» SUPPLIED RECORDS
——————
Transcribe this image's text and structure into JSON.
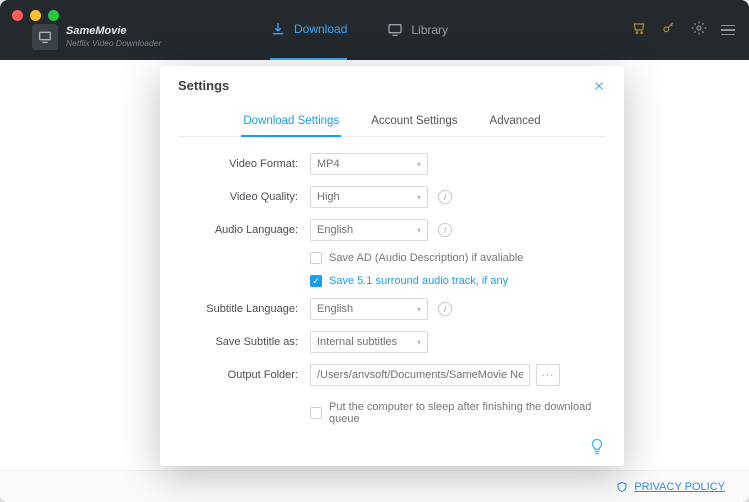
{
  "brand": {
    "title": "SameMovie",
    "subtitle": "Netflix Video Downloader"
  },
  "nav": {
    "download": "Download",
    "library": "Library"
  },
  "footer": {
    "privacy": "PRIVACY POLICY"
  },
  "modal": {
    "title": "Settings",
    "tabs": {
      "download": "Download Settings",
      "account": "Account Settings",
      "advanced": "Advanced"
    },
    "labels": {
      "video_format": "Video Format:",
      "video_quality": "Video Quality:",
      "audio_language": "Audio Language:",
      "subtitle_language": "Subtitle Language:",
      "save_subtitle_as": "Save Subtitle as:",
      "output_folder": "Output Folder:"
    },
    "values": {
      "video_format": "MP4",
      "video_quality": "High",
      "audio_language": "English",
      "subtitle_language": "English",
      "save_subtitle_as": "Internal subtitles",
      "output_folder": "/Users/anvsoft/Documents/SameMovie Netflix"
    },
    "checks": {
      "save_ad": "Save AD (Audio Description) if avaliable",
      "save_51": "Save 5.1 surround audio track, if any",
      "sleep": "Put the computer to sleep after finishing the download queue"
    },
    "browse": "···"
  }
}
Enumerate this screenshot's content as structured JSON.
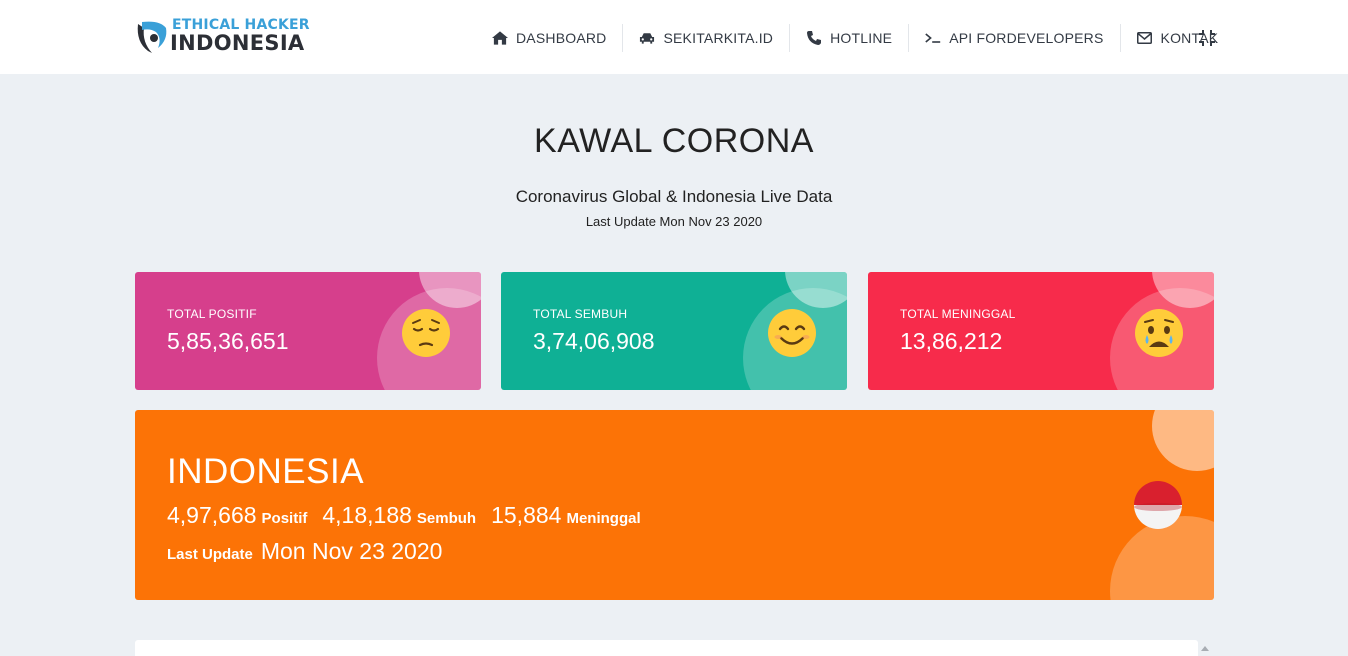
{
  "brand": {
    "line1": "ETHICAL HACKER",
    "line2": "INDONESIA",
    "colors": {
      "blue": "#3aa0d8",
      "dark": "#2c2f36"
    }
  },
  "nav": {
    "items": [
      {
        "label": "DASHBOARD",
        "icon": "home-icon"
      },
      {
        "label": "SEKITARKITA.ID",
        "icon": "car-icon"
      },
      {
        "label": "HOTLINE",
        "icon": "phone-icon"
      },
      {
        "label": "API FORDEVELOPERS",
        "icon": "terminal-icon"
      },
      {
        "label": "KONTAK",
        "icon": "envelope-icon"
      }
    ],
    "fullscreen_icon": "compress-icon"
  },
  "header": {
    "title": "KAWAL CORONA",
    "subtitle": "Coronavirus Global & Indonesia Live Data",
    "last_update": "Last Update Mon Nov 23 2020"
  },
  "global": {
    "positif": {
      "label": "TOTAL POSITIF",
      "value": "5,85,36,651",
      "emoji": "pensive-face-icon",
      "color": "#d63f8c"
    },
    "sembuh": {
      "label": "TOTAL SEMBUH",
      "value": "3,74,06,908",
      "emoji": "smiling-face-icon",
      "color": "#0fb095"
    },
    "meninggal": {
      "label": "TOTAL MENINGGAL",
      "value": "13,86,212",
      "emoji": "crying-face-icon",
      "color": "#f72b4b"
    }
  },
  "indonesia": {
    "title": "INDONESIA",
    "positif": {
      "value": "4,97,668",
      "label": "Positif"
    },
    "sembuh": {
      "value": "4,18,188",
      "label": "Sembuh"
    },
    "meninggal": {
      "value": "15,884",
      "label": "Meninggal"
    },
    "update_label": "Last Update",
    "update_value": "Mon Nov 23 2020",
    "flag_icon": "indonesia-flag-icon",
    "color": "#fc7306"
  }
}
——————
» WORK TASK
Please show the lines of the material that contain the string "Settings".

» ANSWER TO THE EXERCISE
    "title": "Settings",
      "download": "Download Settings",
      "account": "Account Settings",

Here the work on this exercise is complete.